To address the paucity of research on CBT-related brain mechanisms in young people, the team studied responses in 69 young people, two-thirds female, diagnosed with primary anxiety disorders (generalized, social, separation, phobia) who received CBT plus computer-guided cognitive therapy for 12 weeks. These children, who on average were about 12-13 years old and were unmedicated, received functional MRI (fMRI) brain scans prior to beginning treatment, and then again following the full course of treatment. The scans were made while the participants were asked to perform a simple task while emotionally neutral or angry faces were displayed on a computer screen. The results in these children were compared with scans made under the same conditions for a group of 62 demographically matched healthy children. Most of the participants in the anxiety group and many in the comparison group came from families with annual incomes of $90,000 or more.

The team reported several major findings. Among these was that the unmedicated children with anxiety disorders who received CBT differed from heathy children at baseline, when the first fMRI scan was made. Prior to treatment, youths with anxiety disorders showed widespread hyperactivation of neural circuits, consistent with previous research. These treated children differed at baseline in reaction time to stimuli (slower) and in levels of activation (hyperactivated) brain-wide. Second, in children with anxiety, reaction time as well as hyperactivation specifically in the fronto-parietal region reverted to normal levels with CBT treatment. Third, a number of regions in the brain’s cortex and in subcortical regions “remained hyperactive in patients after CBT treatment.” Subcortical regions include the brain’s limbic circuitry which handles lower-order emotional processing of inputs from sensory systems and includes the amygdala.

Perhaps the most important aspect of the study was the finding that in young patients, some patterns of hyperactivation, including several frontal regions of the brain as well as the right amygdala, did not change with treatment. The team cannot be certain why this is the case, but theorized that while cognitive aspects of CBT “may first reduce subjective feelings of fear or anxiety, defensive systems may show more persistent dysfunction.” They speculate that CBT may more effectively target cortical circuits, while subcortical (including limbic) dysfunction “may lag in responsivity and/or might require more direct interventions” to alter exaggerated defensive reactions.

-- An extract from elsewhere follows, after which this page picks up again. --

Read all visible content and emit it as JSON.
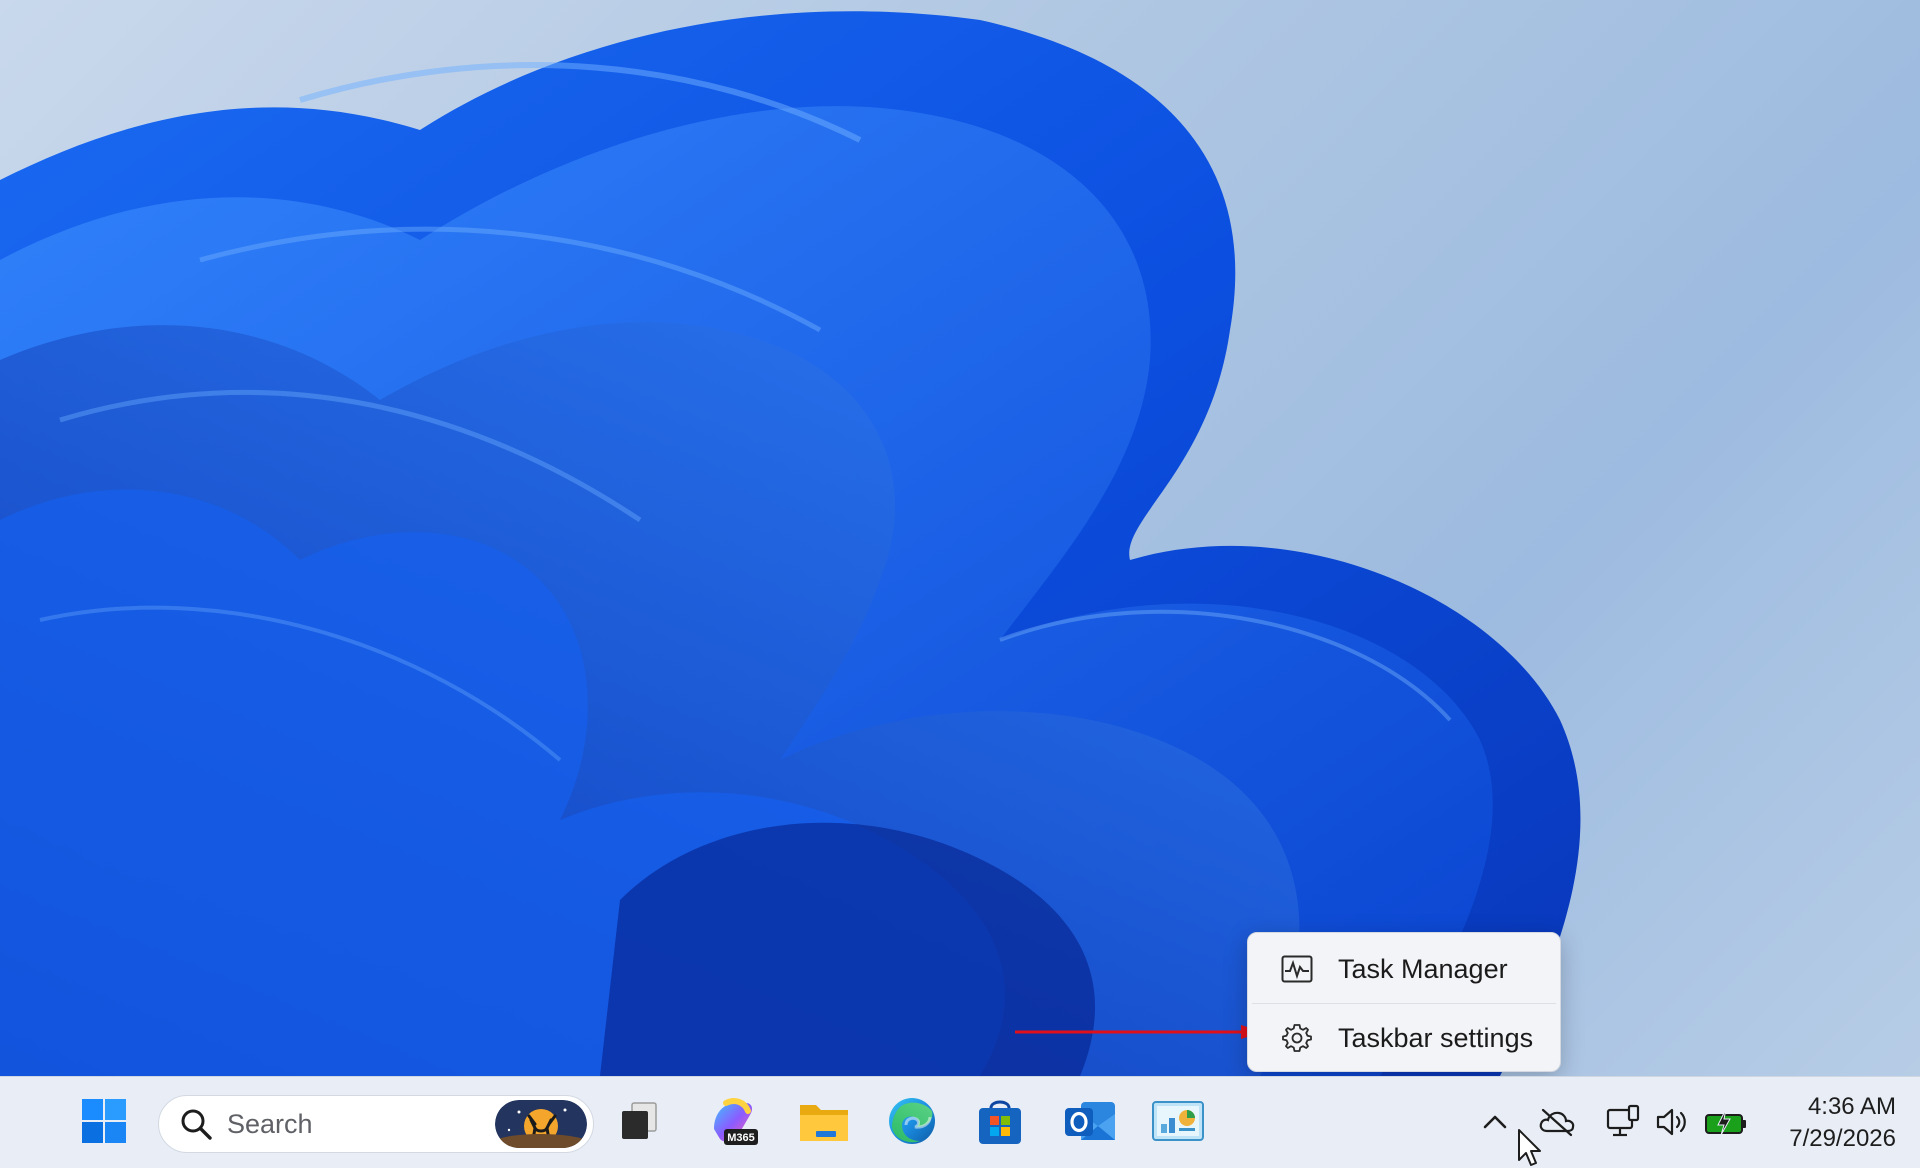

The team suggested that longer-term follow-up of youths who complete CBT treatment “may reveal normalization of amygdala function,” adding to the benefit the therapy may have on cortical circuitry. It is possible, they say, that youths who continue to demonstrate aberrant cortical and subcortical functioning may be especially prone to relapse as time passes. Overall, it makes sense, they suggest, to follow treated youths over time, and also to assess the effectiveness of complementary adjunctive treatments given alongside CBT, particularly those that have a direct impact on subcortical structures of the brain such as the amygdala.

In addition to Drs. Haller and Kalin, the research team included Rany Abend, Ph.D., a 2019 BBRF Young Investigator; and Katharina Kircanski, Ph.D., a 2013 BBRF Young Investigator.